So, what should a great internal newsletter include?
Want to see what good internal newsletters look like?
Well, here are some examples for you to mull over.
1. Employee content and anticipation
Not only is this newsletter’s design minimal and eye-catching, but there are two things on this cover page that stand out.
The first is the featured article written by an internal employee. Including an article written by an employee is helpful for other employees who want to hear from co-workers in other departments. Sometimes, individual departments don’t mingle or engage with other departments in their workplace.
The second thing about this newsletter is the “covered in this month’s issue” box. This box tells you exactly where the “fun” news is, which could keep employees reading until they hit page three. If they skip to page three anyway, at least they read part of the employee newsletter.
2. Don’t forget the images
Want to entice your readers with your internal newsletter?
Cut back on words to draw in your employees. Instead, utilize beautiful and professional images. Your audience will want to scroll through their email like they scroll through their Instagram feed.
In addition to the engaging images, it’s a good idea to give your employees options on what they read, and what they don’t want to read.
The company email above shows an image and a summary of the content followed by an action button to “read more.” Giving your employees snippets and previews of the newsletter content, instead of dumping the newsletter into their inboxes sans previews, will give them a choice.

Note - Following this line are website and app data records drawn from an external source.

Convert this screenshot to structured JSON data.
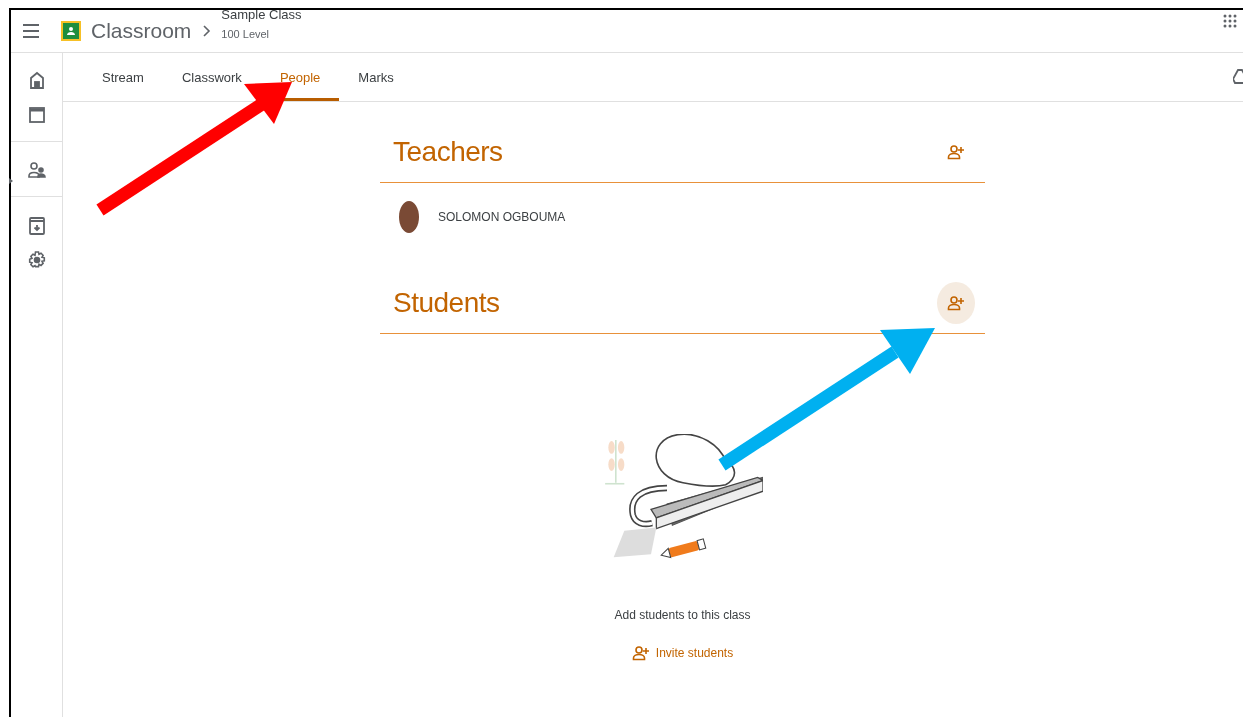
{
  "header": {
    "title": "Classroom",
    "class_name": "Sample Class",
    "class_section": "100 Level"
  },
  "tabs": [
    {
      "label": "Stream",
      "selected": false
    },
    {
      "label": "Classwork",
      "selected": false
    },
    {
      "label": "People",
      "selected": true
    },
    {
      "label": "Marks",
      "selected": false
    }
  ],
  "sections": [
    {
      "title": "Teachers",
      "add_highlighted": false,
      "people": [
        {
          "name": "SOLOMON OGBOUMA"
        }
      ]
    },
    {
      "title": "Students",
      "add_highlighted": true,
      "empty_state": {
        "message": "Add students to this class",
        "action": "Invite students"
      }
    }
  ]
}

Just like regular email marketing, you always want to give your audience a choice. No company gets anywhere by shoving “mandatory” reading in front of their audience’s faces.
Instead, treat your internal email like regular online articles. Your audience will see the images and choose to read the content on their own. They might even be happy with it.
3. If you’re writing your employee email in letter form, add links.
Remember that internal emails are all about audience engagement. You don’t want your employees falling asleep by the time they’re done reading the company-wide newsletter.
If your company chooses a letter-style format for updating your employees, then you need to get creative.
One way to do this is by adding links to your content. Links redirect your audience to other sources and will help expand upon your newsletter content.
Source: Campaign Monitor
The perk to this style of newsletter writing is brevity. Not only will the writer be happier as they write the recurring newsletter, but your audience will be happier, too. They still get the run-down on the company news and events, but in a short form. If they want to learn more, they have the option to do so through links.
One more thing about this email–it is “signed” by Reddit’s co-founder. Don’t let your company become so corporate that your employees never hear from the bosses. Keep everyone in the same circle. This will make your company feel more like a community, even if it’s a global corporation.
There are no more excuses for having a bland and boring newsletter. With these tips in mind, you’re already on your way to creating more fun, engaging, and value-packed internal communications that actually get opened and read.